Native American artifacts at Nativo Lodge, a Native American-owned motel in Albuquerque. Jon Chase/Harvard Staff Photographer
Jason Packineau speaks with a particularly motivated Bernalillo student who has brought her transcript for him to assess. Two students from Bernalillo have previously attended Harvard. Jon Chase/Harvard Staff Photographer
Jason Packineau speaks with a student at Bernalillo High School, as Native American student counselor Tom Williams looks on. Williams is hopeful that one of his students, either this year or next, will be accepted at Harvard. Jon Chase/Harvard Staff Photographer
Detail of Indian sculpture at Nativo Lodge in Albuquerque. Jon Chase/Harvard Staff Photographer
John LaVelle '87, professor of law and director of the Indian Law Program at the University of New Mexico School of Law, speaks about his feelings of isolation at Harvard in the late '70s. Jon Chase/Harvard Staff Photographer

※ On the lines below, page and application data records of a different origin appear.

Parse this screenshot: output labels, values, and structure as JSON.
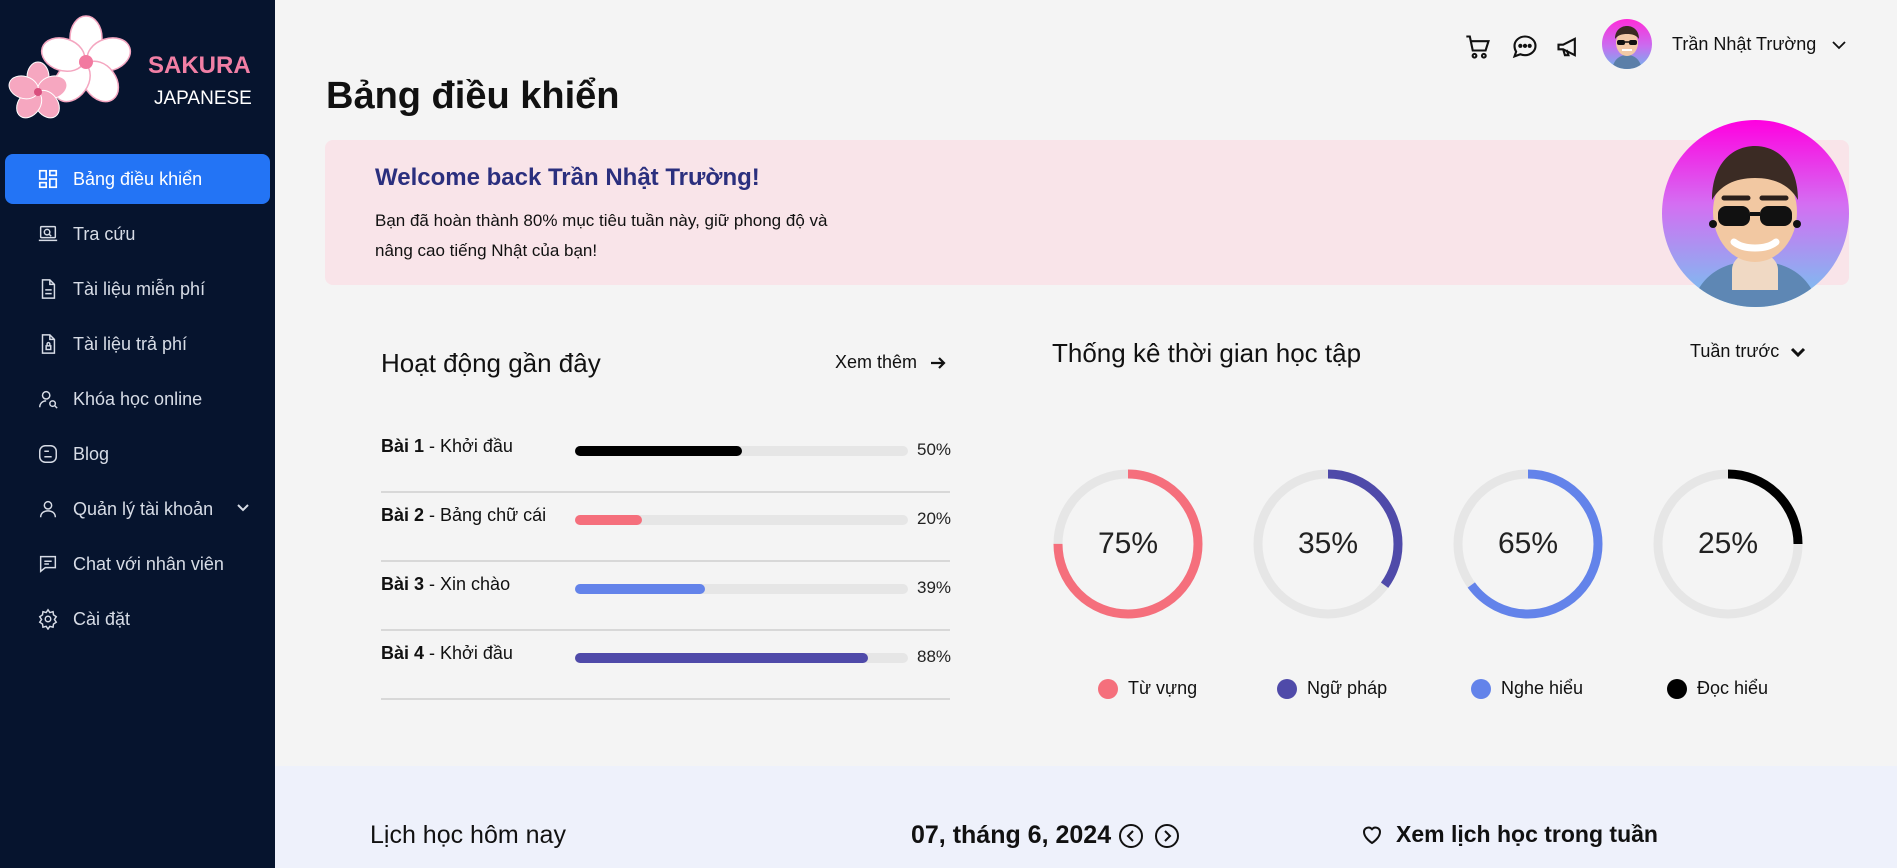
{
  "brand": {
    "name": "SAKURA",
    "sub": "JAPANESE"
  },
  "sidebar": {
    "items": [
      {
        "label": "Bảng điều khiển",
        "icon": "dashboard-icon",
        "active": true
      },
      {
        "label": "Tra cứu",
        "icon": "lookup-icon"
      },
      {
        "label": "Tài liệu miễn phí",
        "icon": "document-icon"
      },
      {
        "label": "Tài liệu trả phí",
        "icon": "paid-document-icon"
      },
      {
        "label": "Khóa học online",
        "icon": "course-icon"
      },
      {
        "label": "Blog",
        "icon": "blog-icon"
      },
      {
        "label": "Quản lý tài khoản",
        "icon": "user-icon"
      },
      {
        "label": "Chat với nhân viên",
        "icon": "chat-icon"
      },
      {
        "label": "Cài đặt",
        "icon": "settings-icon"
      }
    ]
  },
  "header": {
    "user_name": "Trần Nhật Trường"
  },
  "page": {
    "title": "Bảng điều khiển"
  },
  "welcome": {
    "title": "Welcome back Trần Nhật Trường!",
    "text": "Bạn đã hoàn thành 80% mục tiêu tuần này, giữ phong độ và nâng cao tiếng Nhật của bạn!"
  },
  "activity": {
    "title": "Hoạt động gần đây",
    "see_more": "Xem thêm",
    "lessons": [
      {
        "num": "Bài 1",
        "name": " - Khởi đầu",
        "percent": 50,
        "percent_label": "50%",
        "color": "#000000"
      },
      {
        "num": "Bài 2",
        "name": " - Bảng chữ cái",
        "percent": 20,
        "percent_label": "20%",
        "color": "#f56f7c"
      },
      {
        "num": "Bài 3",
        "name": " - Xin chào",
        "percent": 39,
        "percent_label": "39%",
        "color": "#6383ea"
      },
      {
        "num": "Bài 4",
        "name": " - Khởi đầu",
        "percent": 88,
        "percent_label": "88%",
        "color": "#4f4aa9"
      }
    ]
  },
  "stats": {
    "title": "Thống kê thời gian học tập",
    "period": "Tuần trước",
    "items": [
      {
        "label": "Từ vựng",
        "percent": 75,
        "percent_label": "75%",
        "color": "#f56f7c"
      },
      {
        "label": "Ngữ pháp",
        "percent": 35,
        "percent_label": "35%",
        "color": "#4f4aa9"
      },
      {
        "label": "Nghe hiểu",
        "percent": 65,
        "percent_label": "65%",
        "color": "#6383ea"
      },
      {
        "label": "Đọc hiểu",
        "percent": 25,
        "percent_label": "25%",
        "color": "#000000"
      }
    ]
  },
  "schedule": {
    "title": "Lịch học hôm nay",
    "date": "07, tháng 6, 2024",
    "week_link": "Xem lịch học trong tuần"
  }
}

A sign welcomes visitors to the Santa Fe Indian School, originally founded as a boarding school in 1890 by the Bureau of Indian Affairs. Throughout the school’s early history, young Native American children were removed from their families and forced to attend. Now the school is a much sought-after destination for youths both in and out of state who want a quality education. Jon Chase/Harvard Staff Photographer
Against a backdrop of circular shields representing the pueblos of New Mexico, Jason Packineau prepares to address students at the Santa Fe Indian School. Jon Chase/Harvard Staff Photographer
A seal on the wall of the Santa Fe Indian School overlooks a conference room where Jason Packineau presents college information to students. Jon Chase/Harvard Staff Photographer
Jason Packineau stands in front of the central building at the Santa Fe Indian School. The building is named for Pete Domenici, the longest-serving U.S. senator in New Mexico's history. Jon Chase/Harvard Staff Photographer
Walter Dasheno, governor of Santa Clara Pueblo, leads the opening ceremonies at the National Indian Education Association convention. Jon Chase/Harvard Staff Photographer
Singers and dancers perform in traditional formal clothing at the opening ceremonies of the National Indian Education Association (NIEA) conference. Jon Chase/Harvard Staff Photographer
Mary Jane Oatman Wak-Wak, president of NIEA, addresses the National Indian Education Association conference. On a personal note, she spoke of the flood of feelings brought on by coming back to the place she calls home, her emotions underscoring her words as they briefly got the best of her. Coming home has special meaning for Native people, who are often torn at leaving their tight-knit communities for school or jobs where they feel cut off from their roots and traditions. Jon Chase/Harvard Staff Photographer
A couple listens to a speaker on stage at the National Indian Education Association conference in Albuquerque. Jon Chase/Harvard Staff Photographer
Native American watercolor painting. Jon Chase/Harvard Staff Photographer
Jason Packineau mans the HUNAP booth at the National Indian Education Association conference. Jon Chase/Harvard Staff Photographer
Tim Begaye, Ed.M. ’97, Ed.D. ’03, addresses the National Indian Education Association conference. Begaye was one of four candidates elected to an NIEA board position. Jon Chase/Harvard Staff Photographer
At the National Indian Education Association conference, Jason Packineau speaks with a woman inquiring about graduate school. Jon Chase/Harvard Staff Photographer
With the Sandia Mountains in the background, Jason Packineau loads a travel case packed with admissions literature into his car after a visit to Bernalillo High School. Jon Chase/Harvard Staff Photographer